═══ Source records ═══

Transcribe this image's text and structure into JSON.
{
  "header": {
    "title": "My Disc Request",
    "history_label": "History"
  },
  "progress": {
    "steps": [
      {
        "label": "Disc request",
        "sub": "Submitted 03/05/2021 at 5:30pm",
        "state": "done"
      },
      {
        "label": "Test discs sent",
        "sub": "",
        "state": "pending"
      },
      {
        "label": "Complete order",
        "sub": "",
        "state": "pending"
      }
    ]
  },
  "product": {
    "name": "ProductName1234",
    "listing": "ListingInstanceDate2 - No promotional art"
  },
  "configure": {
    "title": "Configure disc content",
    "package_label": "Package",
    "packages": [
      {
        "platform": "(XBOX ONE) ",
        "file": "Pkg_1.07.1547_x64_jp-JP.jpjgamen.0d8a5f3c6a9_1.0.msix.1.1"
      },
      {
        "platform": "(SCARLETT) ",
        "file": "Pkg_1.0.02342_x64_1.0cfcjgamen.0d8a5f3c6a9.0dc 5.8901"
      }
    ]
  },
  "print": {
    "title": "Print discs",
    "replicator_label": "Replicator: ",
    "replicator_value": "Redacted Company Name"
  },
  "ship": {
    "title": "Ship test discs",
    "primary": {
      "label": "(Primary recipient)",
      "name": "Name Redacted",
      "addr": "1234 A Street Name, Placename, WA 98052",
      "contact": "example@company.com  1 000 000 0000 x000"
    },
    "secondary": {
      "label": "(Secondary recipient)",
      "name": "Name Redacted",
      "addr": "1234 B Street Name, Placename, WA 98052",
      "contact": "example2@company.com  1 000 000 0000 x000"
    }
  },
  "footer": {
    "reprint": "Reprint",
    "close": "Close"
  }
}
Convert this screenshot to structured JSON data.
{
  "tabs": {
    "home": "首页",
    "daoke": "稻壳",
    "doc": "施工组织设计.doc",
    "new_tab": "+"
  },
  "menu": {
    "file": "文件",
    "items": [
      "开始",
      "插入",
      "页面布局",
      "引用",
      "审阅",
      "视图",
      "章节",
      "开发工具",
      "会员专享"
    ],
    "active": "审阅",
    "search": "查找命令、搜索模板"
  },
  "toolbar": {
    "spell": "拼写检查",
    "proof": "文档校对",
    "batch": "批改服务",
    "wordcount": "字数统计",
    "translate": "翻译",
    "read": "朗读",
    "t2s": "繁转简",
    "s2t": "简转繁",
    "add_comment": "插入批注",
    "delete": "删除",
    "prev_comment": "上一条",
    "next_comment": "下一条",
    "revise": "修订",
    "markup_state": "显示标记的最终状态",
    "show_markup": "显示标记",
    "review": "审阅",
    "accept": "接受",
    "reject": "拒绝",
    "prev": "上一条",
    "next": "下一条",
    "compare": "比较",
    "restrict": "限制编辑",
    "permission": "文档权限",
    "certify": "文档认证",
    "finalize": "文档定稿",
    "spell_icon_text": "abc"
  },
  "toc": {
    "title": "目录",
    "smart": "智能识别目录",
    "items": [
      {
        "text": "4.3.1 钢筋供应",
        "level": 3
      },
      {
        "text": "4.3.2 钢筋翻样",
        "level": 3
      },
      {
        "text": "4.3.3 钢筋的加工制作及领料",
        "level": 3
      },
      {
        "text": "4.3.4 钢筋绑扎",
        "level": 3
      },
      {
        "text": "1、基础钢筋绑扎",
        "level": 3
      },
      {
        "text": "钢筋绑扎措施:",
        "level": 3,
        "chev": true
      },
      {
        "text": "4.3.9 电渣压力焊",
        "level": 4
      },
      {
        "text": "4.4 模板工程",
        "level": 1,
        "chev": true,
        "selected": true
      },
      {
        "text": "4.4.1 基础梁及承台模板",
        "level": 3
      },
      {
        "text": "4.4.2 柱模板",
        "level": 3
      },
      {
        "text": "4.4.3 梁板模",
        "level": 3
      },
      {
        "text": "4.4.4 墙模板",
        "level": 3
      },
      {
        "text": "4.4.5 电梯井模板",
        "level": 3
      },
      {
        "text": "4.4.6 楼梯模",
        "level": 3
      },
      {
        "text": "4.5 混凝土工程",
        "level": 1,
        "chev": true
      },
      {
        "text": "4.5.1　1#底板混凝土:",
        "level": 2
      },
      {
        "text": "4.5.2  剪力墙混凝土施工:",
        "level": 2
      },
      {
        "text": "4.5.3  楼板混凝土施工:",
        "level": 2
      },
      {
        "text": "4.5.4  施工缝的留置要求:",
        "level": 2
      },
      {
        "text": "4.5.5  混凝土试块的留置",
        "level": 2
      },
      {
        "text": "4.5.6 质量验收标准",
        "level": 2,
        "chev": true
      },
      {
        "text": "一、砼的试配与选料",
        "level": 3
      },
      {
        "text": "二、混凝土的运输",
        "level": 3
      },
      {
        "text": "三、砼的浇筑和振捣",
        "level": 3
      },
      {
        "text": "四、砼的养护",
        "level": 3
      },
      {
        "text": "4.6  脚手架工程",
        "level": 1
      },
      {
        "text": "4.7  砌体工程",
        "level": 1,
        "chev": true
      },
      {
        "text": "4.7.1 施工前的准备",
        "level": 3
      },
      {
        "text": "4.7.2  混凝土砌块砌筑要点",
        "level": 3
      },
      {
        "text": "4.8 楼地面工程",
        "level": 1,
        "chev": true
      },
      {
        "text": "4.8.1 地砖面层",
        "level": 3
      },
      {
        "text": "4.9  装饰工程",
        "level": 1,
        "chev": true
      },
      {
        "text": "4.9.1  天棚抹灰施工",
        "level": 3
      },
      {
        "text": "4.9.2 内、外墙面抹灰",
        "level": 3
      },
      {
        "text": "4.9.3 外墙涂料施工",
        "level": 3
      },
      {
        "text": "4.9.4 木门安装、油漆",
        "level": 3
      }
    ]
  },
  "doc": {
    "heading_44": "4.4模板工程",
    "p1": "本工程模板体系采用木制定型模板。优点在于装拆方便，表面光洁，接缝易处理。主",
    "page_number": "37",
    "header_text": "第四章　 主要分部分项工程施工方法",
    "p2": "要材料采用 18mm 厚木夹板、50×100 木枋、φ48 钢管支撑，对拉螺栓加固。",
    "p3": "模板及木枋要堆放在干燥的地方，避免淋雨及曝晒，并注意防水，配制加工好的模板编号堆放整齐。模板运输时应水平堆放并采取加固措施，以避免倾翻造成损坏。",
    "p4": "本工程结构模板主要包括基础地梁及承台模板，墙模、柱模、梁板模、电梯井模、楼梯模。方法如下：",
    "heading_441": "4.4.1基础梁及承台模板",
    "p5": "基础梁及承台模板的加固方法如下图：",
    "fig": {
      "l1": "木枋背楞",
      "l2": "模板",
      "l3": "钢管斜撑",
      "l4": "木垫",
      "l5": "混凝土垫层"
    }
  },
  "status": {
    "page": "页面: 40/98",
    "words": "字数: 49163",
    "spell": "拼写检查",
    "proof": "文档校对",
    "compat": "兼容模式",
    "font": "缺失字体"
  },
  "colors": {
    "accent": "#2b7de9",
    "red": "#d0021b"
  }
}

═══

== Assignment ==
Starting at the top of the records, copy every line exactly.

== Answer space ==
Transcribe this image's text and structure into JSON.
{
  "header": {
    "title": "My Disc Request",
    "history_label": "History"
  },
  "progress": {
    "steps": [
      {
        "label": "Disc request",
        "sub": "Submitted 03/05/2021 at 5:30pm",
        "state": "done"
      },
      {
        "label": "Test discs sent",
        "sub": "",
        "state": "pending"
      },
      {
        "label": "Complete order",
        "sub": "",
        "state": "pending"
      }
    ]
  },
  "product": {
    "name": "ProductName1234",
    "listing": "ListingInstanceDate2 - No promotional art"
  },
  "configure": {
    "title": "Configure disc content",
    "package_label": "Package",
    "packages": [
      {
        "platform": "(XBOX ONE) ",
        "file": "Pkg_1.07.1547_x64_jp-JP.jpjgamen.0d8a5f3c6a9_1.0.msix.1.1"
      },
      {
        "platform": "(SCARLETT) ",
        "file": "Pkg_1.0.02342_x64_1.0cfcjgamen.0d8a5f3c6a9.0dc 5.8901"
      }
    ]
  },
  "print": {
    "title": "Print discs",
    "replicator_label": "Replicator: ",
    "replicator_value": "Redacted Company Name"
  },
  "ship": {
    "title": "Ship test discs",
    "primary": {
      "label": "(Primary recipient)",
      "name": "Name Redacted",
      "addr": "1234 A Street Name, Placename, WA 98052",
      "contact": "example@company.com  1 000 000 0000 x000"
    },
    "secondary": {
      "label": "(Secondary recipient)",
      "name": "Name Redacted",
      "addr": "1234 B Street Name, Placename, WA 98052",
      "contact": "example2@company.com  1 000 000 0000 x000"
    }
  },
  "footer": {
    "reprint": "Reprint",
    "close": "Close"
  }
}
Convert this screenshot to structured JSON data.
{
  "tabs": {
    "home": "首页",
    "daoke": "稻壳",
    "doc": "施工组织设计.doc",
    "new_tab": "+"
  },
  "menu": {
    "file": "文件",
    "items": [
      "开始",
      "插入",
      "页面布局",
      "引用",
      "审阅",
      "视图",
      "章节",
      "开发工具",
      "会员专享"
    ],
    "active": "审阅",
    "search": "查找命令、搜索模板"
  },
  "toolbar": {
    "spell": "拼写检查",
    "proof": "文档校对",
    "batch": "批改服务",
    "wordcount": "字数统计",
    "translate": "翻译",
    "read": "朗读",
    "t2s": "繁转简",
    "s2t": "简转繁",
    "add_comment": "插入批注",
    "delete": "删除",
    "prev_comment": "上一条",
    "next_comment": "下一条",
    "revise": "修订",
    "markup_state": "显示标记的最终状态",
    "show_markup": "显示标记",
    "review": "审阅",
    "accept": "接受",
    "reject": "拒绝",
    "prev": "上一条",
    "next": "下一条",
    "compare": "比较",
    "restrict": "限制编辑",
    "permission": "文档权限",
    "certify": "文档认证",
    "finalize": "文档定稿",
    "spell_icon_text": "abc"
  },
  "toc": {
    "title": "目录",
    "smart": "智能识别目录",
    "items": [
      {
        "text": "4.3.1 钢筋供应",
        "level": 3
      },
      {
        "text": "4.3.2 钢筋翻样",
        "level": 3
      },
      {
        "text": "4.3.3 钢筋的加工制作及领料",
        "level": 3
      },
      {
        "text": "4.3.4 钢筋绑扎",
        "level": 3
      },
      {
        "text": "1、基础钢筋绑扎",
        "level": 3
      },
      {
        "text": "钢筋绑扎措施:",
        "level": 3,
        "chev": true
      },
      {
        "text": "4.3.9 电渣压力焊",
        "level": 4
      },
      {
        "text": "4.4 模板工程",
        "level": 1,
        "chev": true,
        "selected": true
      },
      {
        "text": "4.4.1 基础梁及承台模板",
        "level": 3
      },
      {
        "text": "4.4.2 柱模板",
        "level": 3
      },
      {
        "text": "4.4.3 梁板模",
        "level": 3
      },
      {
        "text": "4.4.4 墙模板",
        "level": 3
      },
      {
        "text": "4.4.5 电梯井模板",
        "level": 3
      },
      {
        "text": "4.4.6 楼梯模",
        "level": 3
      },
      {
        "text": "4.5 混凝土工程",
        "level": 1,
        "chev": true
      },
      {
        "text": "4.5.1　1#底板混凝土:",
        "level": 2
      },
      {
        "text": "4.5.2  剪力墙混凝土施工:",
        "level": 2
      },
      {
        "text": "4.5.3  楼板混凝土施工:",
        "level": 2
      },
      {
        "text": "4.5.4  施工缝的留置要求:",
        "level": 2
      },
      {
        "text": "4.5.5  混凝土试块的留置",
        "level": 2
      },
      {
        "text": "4.5.6 质量验收标准",
        "level": 2,
        "chev": true
      },
      {
        "text": "一、砼的试配与选料",
        "level": 3
      },
      {
        "text": "二、混凝土的运输",
        "level": 3
      },
      {
        "text": "三、砼的浇筑和振捣",
        "level": 3
      },
      {
        "text": "四、砼的养护",
        "level": 3
      },
      {
        "text": "4.6  脚手架工程",
        "level": 1
      },
      {
        "text": "4.7  砌体工程",
        "level": 1,
        "chev": true
      },
      {
        "text": "4.7.1 施工前的准备",
        "level": 3
      },
      {
        "text": "4.7.2  混凝土砌块砌筑要点",
        "level": 3
      },
      {
        "text": "4.8 楼地面工程",
        "level": 1,
        "chev": true
      },
      {
        "text": "4.8.1 地砖面层",
        "level": 3
      },
      {
        "text": "4.9  装饰工程",
        "level": 1,
        "chev": true
      },
      {
        "text": "4.9.1  天棚抹灰施工",
        "level": 3
      },
      {
        "text": "4.9.2 内、外墙面抹灰",
        "level": 3
      },
      {
        "text": "4.9.3 外墙涂料施工",
        "level": 3
      },
      {
        "text": "4.9.4 木门安装、油漆",
        "level": 3
      }
    ]
  },
  "doc": {
    "heading_44": "4.4模板工程",
    "p1": "本工程模板体系采用木制定型模板。优点在于装拆方便，表面光洁，接缝易处理。主",
    "page_number": "37",
    "header_text": "第四章　 主要分部分项工程施工方法",
    "p2": "要材料采用 18mm 厚木夹板、50×100 木枋、φ48 钢管支撑，对拉螺栓加固。",
    "p3": "模板及木枋要堆放在干燥的地方，避免淋雨及曝晒，并注意防水，配制加工好的模板编号堆放整齐。模板运输时应水平堆放并采取加固措施，以避免倾翻造成损坏。",
    "p4": "本工程结构模板主要包括基础地梁及承台模板，墙模、柱模、梁板模、电梯井模、楼梯模。方法如下：",
    "heading_441": "4.4.1基础梁及承台模板",
    "p5": "基础梁及承台模板的加固方法如下图：",
    "fig": {
      "l1": "木枋背楞",
      "l2": "模板",
      "l3": "钢管斜撑",
      "l4": "木垫",
      "l5": "混凝土垫层"
    }
  },
  "status": {
    "page": "页面: 40/98",
    "words": "字数: 49163",
    "spell": "拼写检查",
    "proof": "文档校对",
    "compat": "兼容模式",
    "font": "缺失字体"
  },
  "colors": {
    "accent": "#2b7de9",
    "red": "#d0021b"
  }
}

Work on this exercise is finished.